Through the stories and memories of her maternal ancestors, Ragusa explores her black family’s history, from her great-great-great-great-grandmother, who escaped from slavery in the South, to her grandmother, a journalist for the society columns of black newspapers, to her glamorous mother, who became a fashion model in Europe. Entwined with these are the stories of Ragusa’s paternal ancestors: her iron-willed great-grandmother, who came to New York from a small village in the mountains of Calabria; her grandmother, the first to be born in America, who struggled to fit in both in her Italian community and later in the American suburbs; and, finally, Ragusa’s father, a Vietnam veteran.

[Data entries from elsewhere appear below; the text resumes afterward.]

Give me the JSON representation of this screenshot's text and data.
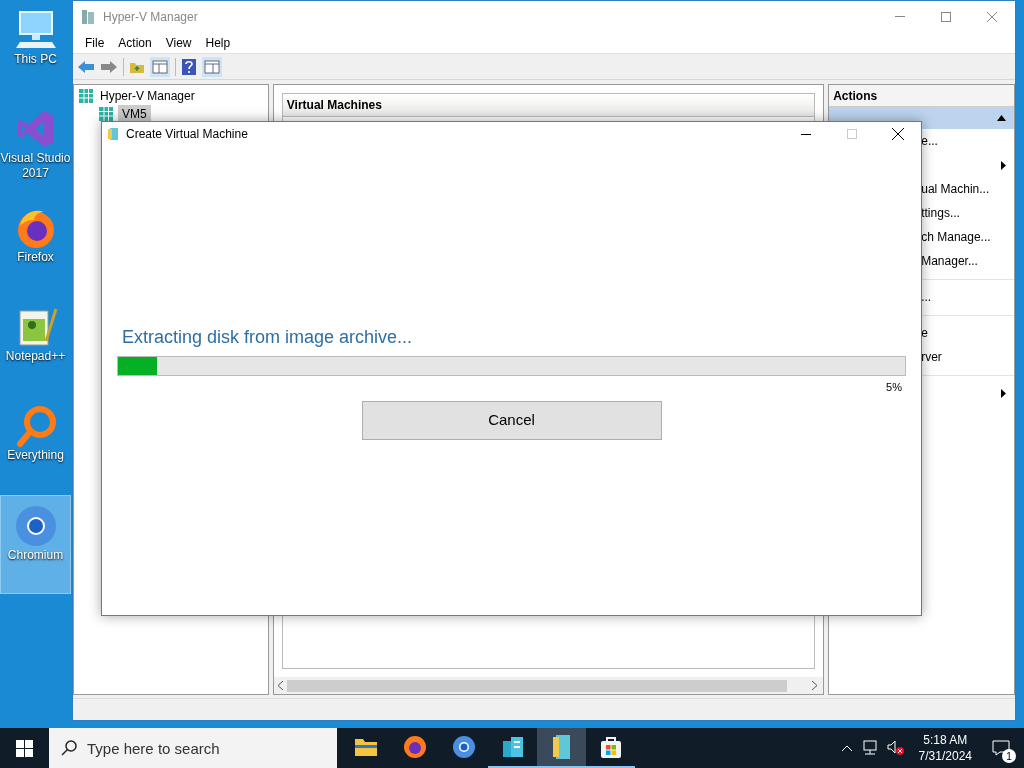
{
  "desktop_icons": [
    {
      "label": "This PC",
      "kind": "pc",
      "selected": false
    },
    {
      "label": "Visual Studio 2017",
      "kind": "vs",
      "selected": false
    },
    {
      "label": "Firefox",
      "kind": "firefox",
      "selected": false
    },
    {
      "label": "Notepad++",
      "kind": "notepad",
      "selected": false
    },
    {
      "label": "Everything",
      "kind": "everything",
      "selected": false
    },
    {
      "label": "Chromium",
      "kind": "chromium",
      "selected": true
    }
  ],
  "manager": {
    "title": "Hyper-V Manager",
    "menu": [
      "File",
      "Action",
      "View",
      "Help"
    ],
    "tree": [
      {
        "label": "Hyper-V Manager",
        "selected": false,
        "children": [
          {
            "label": "VM5",
            "selected": true
          }
        ]
      }
    ],
    "center_header": "Virtual Machines",
    "actions_header": "Actions",
    "actions": [
      {
        "kind": "item",
        "label": "e..."
      },
      {
        "kind": "submenu"
      },
      {
        "kind": "item",
        "label": "ual Machin..."
      },
      {
        "kind": "item",
        "label": "ttings..."
      },
      {
        "kind": "item",
        "label": "ch Manage..."
      },
      {
        "kind": "item",
        "label": "Manager..."
      },
      {
        "kind": "separator"
      },
      {
        "kind": "item",
        "label": "..."
      },
      {
        "kind": "separator"
      },
      {
        "kind": "item",
        "label": "e"
      },
      {
        "kind": "item",
        "label": "rver"
      },
      {
        "kind": "separator"
      },
      {
        "kind": "submenu"
      }
    ]
  },
  "dialog": {
    "title": "Create Virtual Machine",
    "status": "Extracting disk from image archive...",
    "progress": {
      "level": 0.05,
      "reading": "5%"
    },
    "button": "Cancel"
  },
  "taskbar": {
    "search_placeholder": "Type here to search",
    "apps": [
      {
        "kind": "explorer",
        "active": false,
        "running": false
      },
      {
        "kind": "firefox",
        "active": false,
        "running": false
      },
      {
        "kind": "chromium",
        "active": false,
        "running": false
      },
      {
        "kind": "buildings",
        "active": false,
        "running": true
      },
      {
        "kind": "hyperv",
        "active": true,
        "running": true
      },
      {
        "kind": "store",
        "active": false,
        "running": true
      }
    ],
    "time": "5:18 AM",
    "date": "7/31/2024",
    "notifications": "1"
  }
}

At the center of the memoir are her two powerful grandmothers, who gave her the love and stability to grow into her own skin. Eventually, their shared care for their granddaughter forced them to overcome their prejudices. East and West Harlem, the Bronx and suburban New Jersey, rent parties and religious feste, baked yams and baked ziti—all come vividly to life in Ragusa’s sensuous memories and lyrical prose, as she evokes the joy, the pain, and the inexhaustible richness of a racially and culturally mixed heritage.

Kym Ragusa is a writer and documentary filmmaker. She lives in Brooklyn, New York.
Product Details ISBN: 9780393058901
ISBN-10: 0393058905
Publisher: W. W. Norton & Company
Publication Date: May 17th, 2006
Pages: 240
Language: English
A refreshing debut memoir about growing up in between races and in between families.
— Kirkus Reviews

Fresh, honest, and important.
— Publishers Weekly

Not since The Color of Water have the complexities and the blessings of a multiracial lineage been explored so lovingly and elegantly, yet so dramatically and honestly. You will fall in love with Ragusa and all the members of her family, as this child of two Harlems—both African American and Italian American—learns the mysteries of both strands of her past. The best memoir I’ve read in years.

— Louise DeSalvo, author of Crazy in the Kitchen and Writing as a Way of Healing

Think of The Woman Warrior, The Liar's Club, and Wide Sargasso Sea, then add an entirely new voice born out of New York’s Harlem and Sicily’s Palermo. Raucous, hilarious, heartbreaking, and luscious, Ragusa’s work is destined to take its rightful place alongside our most powerful books.

— Gina Barreca, author of Babes in Boyland and editor of Don’t Tell Mama:

Kym Ragusa’s brave and engaging book is beautifully written, a thoroughly good read from beginning to end. From the story of a sometimes painful, conflicted past, she has created a testament to an American future, proud of its multicultural history and ready to hold all our different lives within its borders.
— Hettie Jones, author of How I Became Hettie Jones

Kym Ragusa stands bravely and with great grace in the troubled space between East and West Harlem, Italian and Black, to tell us about the pain of this in-between place and its challenges and beauty. What an extraordinary book! Not since Piri Thomas’s Down These Mean Streets has this world between been described so courageously and with such insight. I read this with a deep sense of moral urgency, convinced that the life Ragusa made for herself with her grandmothers could be the ground of hope for the city itself.

— Robert Orsi, author of The Madonna of 115th Street